This is an excerpt from a piece I wrote November 25, 1991:
I waited forever. Night and day. As I stood behind the yellow ribbon marking off the large grassy area, I was still waiting. In the past eight months, I 'd watched the world go to war and endured one of my own too. On that cool, cloudy August afternoon, it was hard to believe the waiting was nearly over. I frantically watched for the greyhound buses to appear around the corner with the Marines of the 1/24.
It was hard to believe we had all stood here months before, on a sunny, cold December day. That day started this long journey. That Tuesday, we put the men on the buses and watched them drive away. Tommy watched me from his window, signed "I love you" and was gone. We passed through Christmas. We passed through New Year's. We passed through Easter. I sat through those months watching war on T.V. along with millions of other Americans.
We passed through the first day of summer. By then, many service men and women had returned home. Then when it looked like the 1/24 might return, Mt. Pinatubo in the Philippines erupted. The guys had been stationed there since April. For three weeks we heard nothing. No letters. No phone calls. Everyday I watched the news coverage of the eruption -- for a possible glance of Tommy. Their base was decimated. The jungle surrounding the barracks disappeared, replaced with mountains of debris and ash.
One early Sunday morning the phone rang. It was him. I started believing I'd really see him again. At the same time, I wanted to lie down and sleep. Summer was long, and hot and slow.
And then it came. He was coming home. I felt cheated. He would appear as instantly as he had disappeared, and I had no power over any of it. I'd barely accepted his leaving and now he was coming home. I realized then it had nothing to do with me, or what I wanted to change. That was irrelevant. I could never be master. This was life -- the thing I'd been saying I was ready to take on. It had taken me on.
Standing there with hundreds of other people under the dark clouds of that August day, it began to feel like we were just going to wait and then go home. And then the greyhound buses appeared around the corner.
And they were there and people were screaming running toward the yellow ribbon the guys were getting off the bus and being dismissed people broke through the ribbon everywhere they were running and yelling out names I couldn't find him I yelled his name Tommy Clark! Tommy Clark! his sister calling, "Can you see him?" Tommy Clark! seeing the back of his neck his beautiful tanned neck Tommy! slamming into him crying laughing kissing face in his neck smelling it dreaming all this time of that smell him picking me up and walking away from the crowd and family all around grabbing for him his father crying taking pictures and laughing hard deliriously hard crazy with joy.
War is an ugly thing, but not the ugliest of things.
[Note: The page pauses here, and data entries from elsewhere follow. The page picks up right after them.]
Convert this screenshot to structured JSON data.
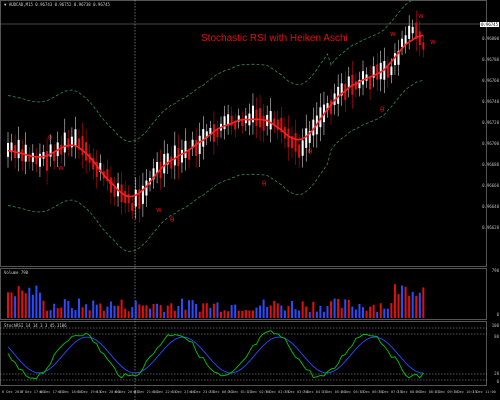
{
  "main": {
    "symbol_header": "▼ AUDCAD,M15  0.96743 0.96752 0.96738 0.96745",
    "title": "Stochastic RSI with Heiken Aschi",
    "price_labels": [
      "0.96800",
      "0.96780",
      "0.96760",
      "0.96740",
      "0.96720",
      "0.96700",
      "0.96680",
      "0.96660",
      "0.96640",
      "0.96620"
    ],
    "current_price": "0.96745",
    "arrow_labels": [
      {
        "text": "w",
        "color": "#e01010"
      },
      {
        "text": "w",
        "color": "#e01010"
      },
      {
        "text": "θ",
        "color": "#e01010"
      },
      {
        "text": "θ",
        "color": "#e01010"
      },
      {
        "text": "w",
        "color": "#e01010"
      },
      {
        "text": "θ",
        "color": "#e01010"
      },
      {
        "text": "θ",
        "color": "#e01010"
      },
      {
        "text": "w",
        "color": "#e01010"
      },
      {
        "text": "θ",
        "color": "#e01010"
      },
      {
        "text": "w",
        "color": "#e01010"
      },
      {
        "text": "w",
        "color": "#e01010"
      }
    ]
  },
  "volume": {
    "header": "Volume  790",
    "scale_top": "790",
    "scale_bottom": "0"
  },
  "stochrsi": {
    "header": "StochRSI  14 14 3 3  45.3106",
    "levels": [
      "100",
      "80",
      "20",
      "0"
    ]
  },
  "time_axis": {
    "labels": [
      "6 Dec 2017",
      "6 Dec 17:00",
      "6 Dec 17:45",
      "6 Dec 18:30",
      "6 Dec 19:15",
      "6 Dec 20:00",
      "6 Dec 20:45",
      "6 Dec 21:30",
      "6 Dec 22:15",
      "6 Dec 23:00",
      "6 Dec 23:45",
      "7 Dec 00:30",
      "7 Dec 01:15",
      "7 Dec 02:00",
      "7 Dec 02:45",
      "7 Dec 03:30",
      "7 Dec 04:15",
      "7 Dec 05:00",
      "7 Dec 05:45",
      "7 Dec 06:30",
      "7 Dec 07:15",
      "7 Dec 08:00",
      "7 Dec 08:45",
      "7 Dec 09:30",
      "7 Dec 10:15",
      "7 Dec 11:00"
    ]
  },
  "colors": {
    "bull": "#ffffff",
    "bear": "#e01010",
    "band": "#2e8b57",
    "ha_line": "#ff2020",
    "vol_up": "#2a4cff",
    "vol_down": "#e01010",
    "stoch_k": "#00c800",
    "stoch_d": "#2a4cff"
  }
}
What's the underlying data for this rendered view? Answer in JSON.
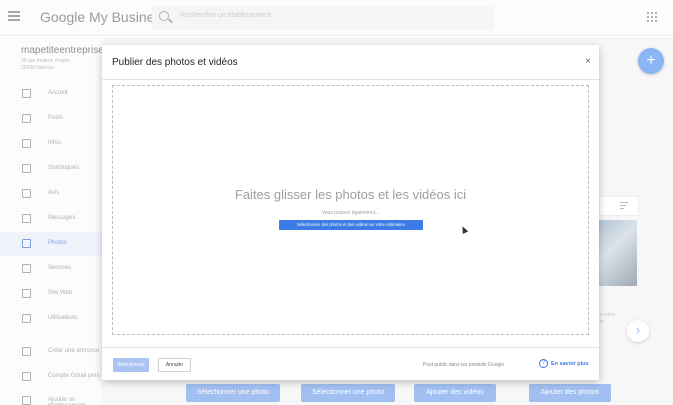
{
  "app": {
    "brand": "Google My Business",
    "search_placeholder": "Rechercher un établissement"
  },
  "business": {
    "name": "mapetiteentreprise",
    "address_line1": "25 rue frederic chopin",
    "address_line2": "26000 Valence"
  },
  "sidebar": {
    "items": [
      {
        "label": "Accueil",
        "icon": "home-dashboard-icon"
      },
      {
        "label": "Posts",
        "icon": "posts-icon"
      },
      {
        "label": "Infos",
        "icon": "store-info-icon"
      },
      {
        "label": "Statistiques",
        "icon": "bar-chart-icon"
      },
      {
        "label": "Avis",
        "icon": "reviews-icon"
      },
      {
        "label": "Messages",
        "icon": "messages-icon"
      },
      {
        "label": "Photos",
        "icon": "photos-icon"
      },
      {
        "label": "Services",
        "icon": "services-list-icon"
      },
      {
        "label": "Site Web",
        "icon": "website-icon"
      },
      {
        "label": "Utilisateurs",
        "icon": "add-user-icon"
      },
      {
        "label": "Créer une annonce",
        "icon": "ads-icon"
      },
      {
        "label": "Compte Gmail pers",
        "icon": "gmail-icon"
      },
      {
        "label": "Ajouter un établissement",
        "icon": "add-location-icon"
      }
    ],
    "active": "Photos"
  },
  "background": {
    "fab_label": "+",
    "next_arrow": "›",
    "side_text_1": "s votre",
    "side_text_2": "ie",
    "bottom_buttons": [
      "Sélectionner une photo",
      "Sélectionner une photo",
      "Ajouter des vidéos",
      "Ajouter des photos"
    ]
  },
  "dialog": {
    "title": "Publier des photos et vidéos",
    "close": "×",
    "drop_title": "Faites glisser les photos et les vidéos ici",
    "drop_sub": "Vous pouvez également...",
    "drop_select": "Sélectionner des photos et des vidéos sur votre ordinateur",
    "select_button": "Sélectionner",
    "cancel_button": "Annuler",
    "footer_note": "Post public dans les produits Google",
    "help_glyph": "?",
    "learn_more": "En savoir plus"
  },
  "colors": {
    "accent": "#3d7be6",
    "active_nav_bg": "#e8eef7"
  }
}
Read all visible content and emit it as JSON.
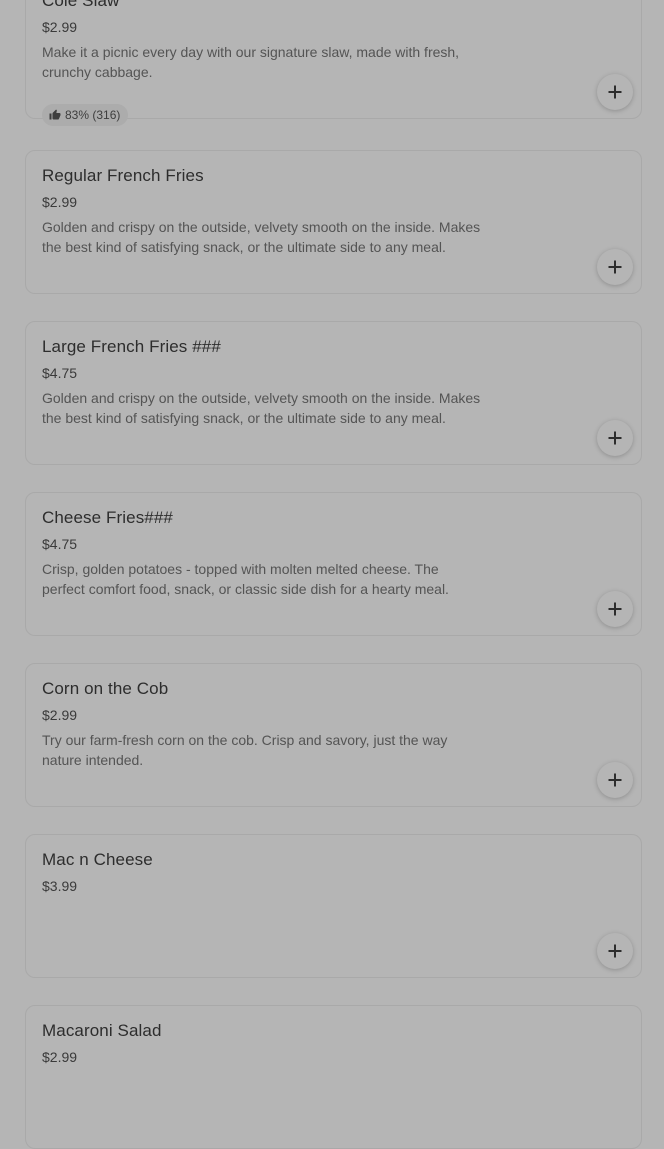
{
  "menu": {
    "items": [
      {
        "name": "Cole Slaw",
        "price": "$2.99",
        "description": "Make it a picnic every day with our signature slaw, made with fresh, crunchy cabbage.",
        "rating": "83% (316)"
      },
      {
        "name": "Regular French Fries",
        "price": "$2.99",
        "description": "Golden and crispy on the outside, velvety smooth on the inside. Makes the best kind of satisfying snack, or the ultimate side to any meal."
      },
      {
        "name": "Large French Fries ###",
        "price": "$4.75",
        "description": "Golden and crispy on the outside, velvety smooth on the inside. Makes the best kind of satisfying snack, or the ultimate side to any meal."
      },
      {
        "name": "Cheese Fries###",
        "price": "$4.75",
        "description": "Crisp, golden potatoes - topped with molten melted cheese. The perfect comfort food, snack, or classic side dish for a hearty meal."
      },
      {
        "name": "Corn on the Cob",
        "price": "$2.99",
        "description": "Try our farm-fresh corn on the cob. Crisp and savory, just the way nature intended."
      },
      {
        "name": "Mac n Cheese",
        "price": "$3.99",
        "description": ""
      },
      {
        "name": "Macaroni Salad",
        "price": "$2.99",
        "description": ""
      }
    ]
  },
  "icons": {
    "add": "plus-icon",
    "rating": "thumbs-up-icon"
  },
  "colors": {
    "overlay_background": "#b5b5b5",
    "card_border": "#a9a9a9",
    "title_text": "#2d2d2d",
    "description_text": "#545454"
  }
}
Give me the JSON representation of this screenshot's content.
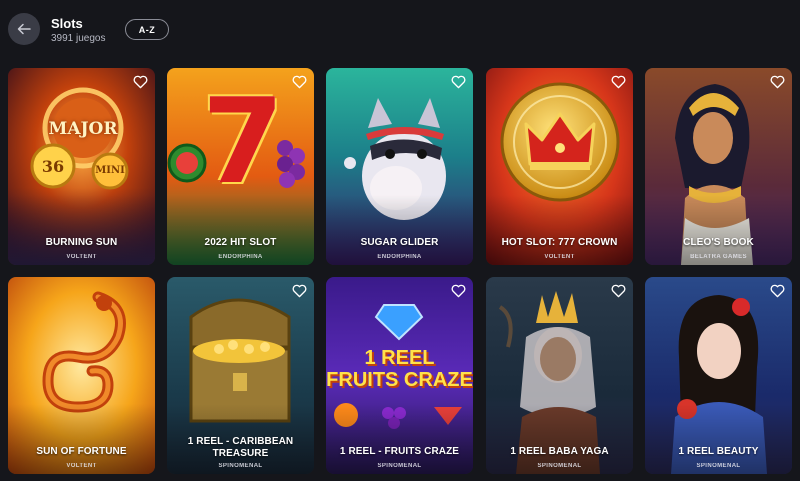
{
  "header": {
    "title": "Slots",
    "count": "3991 juegos",
    "sort_label": "A-Z",
    "back_icon": "arrow-left-icon"
  },
  "games": [
    {
      "name": "BURNING SUN",
      "provider": "VOLTENT"
    },
    {
      "name": "2022 HIT SLOT",
      "provider": "ENDORPHINA"
    },
    {
      "name": "SUGAR GLIDER",
      "provider": "ENDORPHINA"
    },
    {
      "name": "HOT SLOT: 777 CROWN",
      "provider": "VOLTENT"
    },
    {
      "name": "CLEO'S BOOK",
      "provider": "BELATRA GAMES"
    },
    {
      "name": "SUN OF FORTUNE",
      "provider": "VOLTENT"
    },
    {
      "name": "1 REEL - CARIBBEAN TREASURE",
      "provider": "SPINOMENAL"
    },
    {
      "name": "1 REEL - FRUITS CRAZE",
      "provider": "SPINOMENAL"
    },
    {
      "name": "1 REEL BABA YAGA",
      "provider": "SPINOMENAL"
    },
    {
      "name": "1 REEL BEAUTY",
      "provider": "SPINOMENAL"
    }
  ],
  "art_text": {
    "major": "MAJOR",
    "mini": "MINI",
    "num": "36",
    "seven": "7",
    "fruits_line1": "1 REEL",
    "fruits_line2": "FRUITS CRAZE"
  },
  "icons": {
    "favorite": "heart-outline-icon"
  }
}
The decayed and degraded state of moral and patriotic feeling which thinks that nothing is worth war is much worse. The person who has nothing for which he is willing to fight, nothing which is more important than his own personal safety, is a miserable creature and has no chance of being free unless made and kept so by the exertions of better men than himself. ~John Stewart Mill